··· Exercise material

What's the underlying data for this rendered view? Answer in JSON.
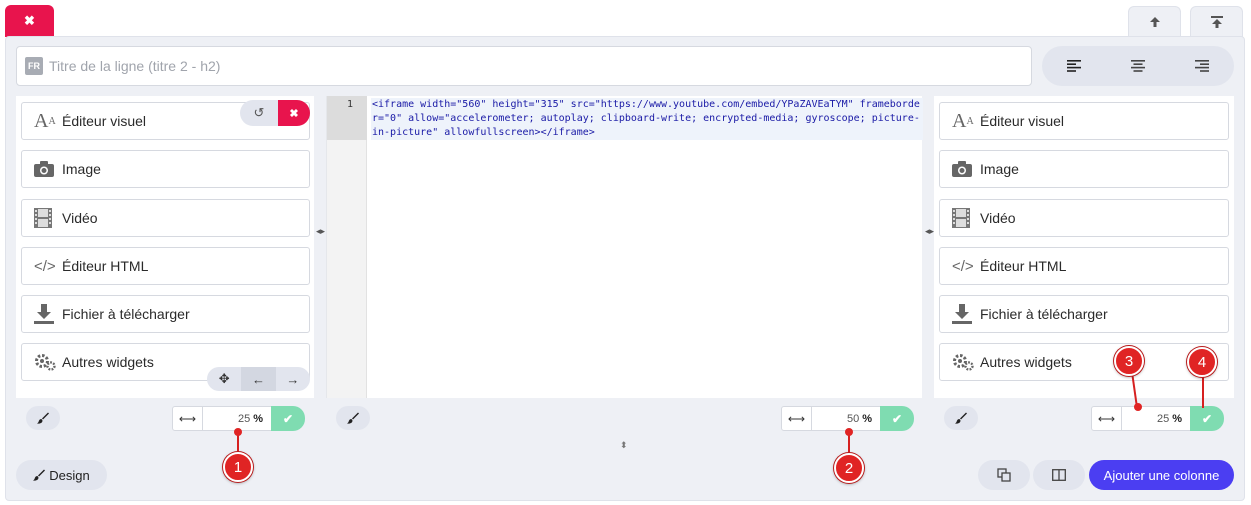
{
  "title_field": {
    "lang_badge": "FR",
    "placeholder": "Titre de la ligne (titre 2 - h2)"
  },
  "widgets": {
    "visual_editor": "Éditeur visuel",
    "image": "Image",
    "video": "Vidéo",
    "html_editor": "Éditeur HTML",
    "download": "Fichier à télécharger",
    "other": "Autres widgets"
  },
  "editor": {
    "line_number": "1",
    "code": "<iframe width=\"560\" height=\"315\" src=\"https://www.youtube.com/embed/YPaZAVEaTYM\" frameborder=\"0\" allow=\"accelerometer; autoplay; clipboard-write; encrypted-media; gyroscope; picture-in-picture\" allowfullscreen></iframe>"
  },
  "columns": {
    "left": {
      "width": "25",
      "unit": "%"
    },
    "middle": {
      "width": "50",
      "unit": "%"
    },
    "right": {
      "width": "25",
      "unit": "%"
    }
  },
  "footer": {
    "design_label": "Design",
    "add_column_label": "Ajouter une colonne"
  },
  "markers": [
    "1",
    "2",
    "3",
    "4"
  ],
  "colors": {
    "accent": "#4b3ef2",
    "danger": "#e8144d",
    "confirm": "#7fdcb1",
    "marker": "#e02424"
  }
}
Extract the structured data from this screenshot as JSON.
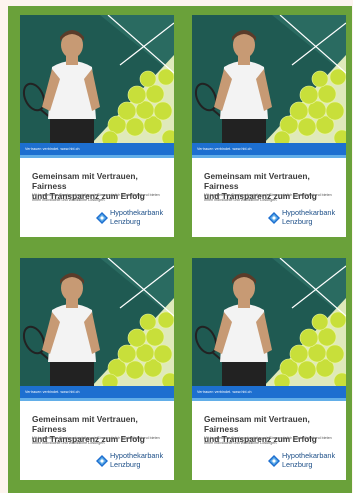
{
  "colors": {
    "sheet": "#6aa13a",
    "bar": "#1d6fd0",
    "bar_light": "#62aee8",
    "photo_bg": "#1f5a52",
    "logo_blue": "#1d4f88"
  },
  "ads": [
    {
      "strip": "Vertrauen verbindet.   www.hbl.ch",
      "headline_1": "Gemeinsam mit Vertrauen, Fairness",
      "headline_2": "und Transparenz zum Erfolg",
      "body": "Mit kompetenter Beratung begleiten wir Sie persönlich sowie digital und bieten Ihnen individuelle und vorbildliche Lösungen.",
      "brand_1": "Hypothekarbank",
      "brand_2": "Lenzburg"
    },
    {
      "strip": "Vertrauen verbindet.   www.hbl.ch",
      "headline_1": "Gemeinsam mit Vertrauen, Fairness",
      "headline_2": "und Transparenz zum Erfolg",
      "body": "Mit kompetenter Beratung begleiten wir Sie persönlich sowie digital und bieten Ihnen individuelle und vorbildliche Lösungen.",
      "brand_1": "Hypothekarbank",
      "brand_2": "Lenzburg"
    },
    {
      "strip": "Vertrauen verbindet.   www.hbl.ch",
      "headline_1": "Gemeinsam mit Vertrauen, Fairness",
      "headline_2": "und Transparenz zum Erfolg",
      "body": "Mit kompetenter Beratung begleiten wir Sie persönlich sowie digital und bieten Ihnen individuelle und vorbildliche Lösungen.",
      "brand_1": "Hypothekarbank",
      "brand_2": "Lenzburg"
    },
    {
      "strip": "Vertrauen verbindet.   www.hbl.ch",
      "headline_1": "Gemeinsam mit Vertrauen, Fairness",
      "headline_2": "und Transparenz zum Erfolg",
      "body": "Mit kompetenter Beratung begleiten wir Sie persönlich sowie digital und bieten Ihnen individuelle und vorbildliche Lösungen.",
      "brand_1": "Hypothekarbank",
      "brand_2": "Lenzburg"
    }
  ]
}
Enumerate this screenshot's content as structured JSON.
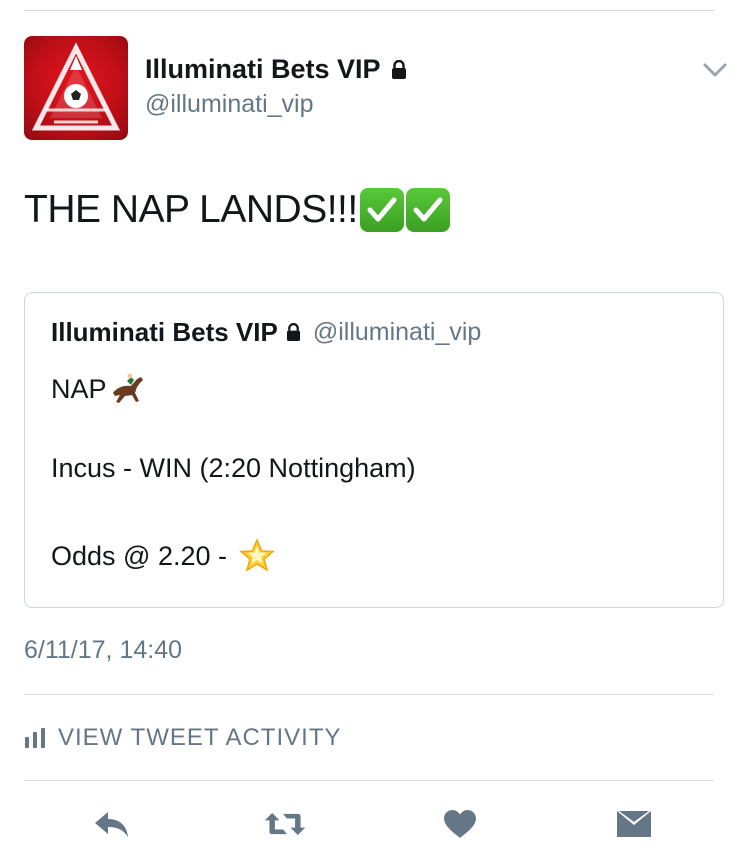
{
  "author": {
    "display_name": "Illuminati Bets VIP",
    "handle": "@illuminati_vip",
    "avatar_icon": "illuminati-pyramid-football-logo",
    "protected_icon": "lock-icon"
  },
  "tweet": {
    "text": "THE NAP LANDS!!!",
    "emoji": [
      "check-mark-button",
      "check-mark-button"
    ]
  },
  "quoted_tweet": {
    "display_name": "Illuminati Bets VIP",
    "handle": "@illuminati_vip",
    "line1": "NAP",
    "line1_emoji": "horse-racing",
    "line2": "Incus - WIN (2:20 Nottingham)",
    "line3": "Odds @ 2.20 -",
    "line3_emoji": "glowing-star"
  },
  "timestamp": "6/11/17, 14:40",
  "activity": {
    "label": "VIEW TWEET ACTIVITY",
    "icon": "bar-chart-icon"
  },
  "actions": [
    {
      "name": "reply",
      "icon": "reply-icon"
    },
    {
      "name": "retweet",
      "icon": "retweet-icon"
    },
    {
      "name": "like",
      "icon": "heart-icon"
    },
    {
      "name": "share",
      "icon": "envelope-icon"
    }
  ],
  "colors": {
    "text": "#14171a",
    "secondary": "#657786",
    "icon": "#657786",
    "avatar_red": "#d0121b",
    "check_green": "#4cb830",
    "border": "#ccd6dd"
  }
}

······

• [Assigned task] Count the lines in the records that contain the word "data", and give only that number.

• [Your solution] 2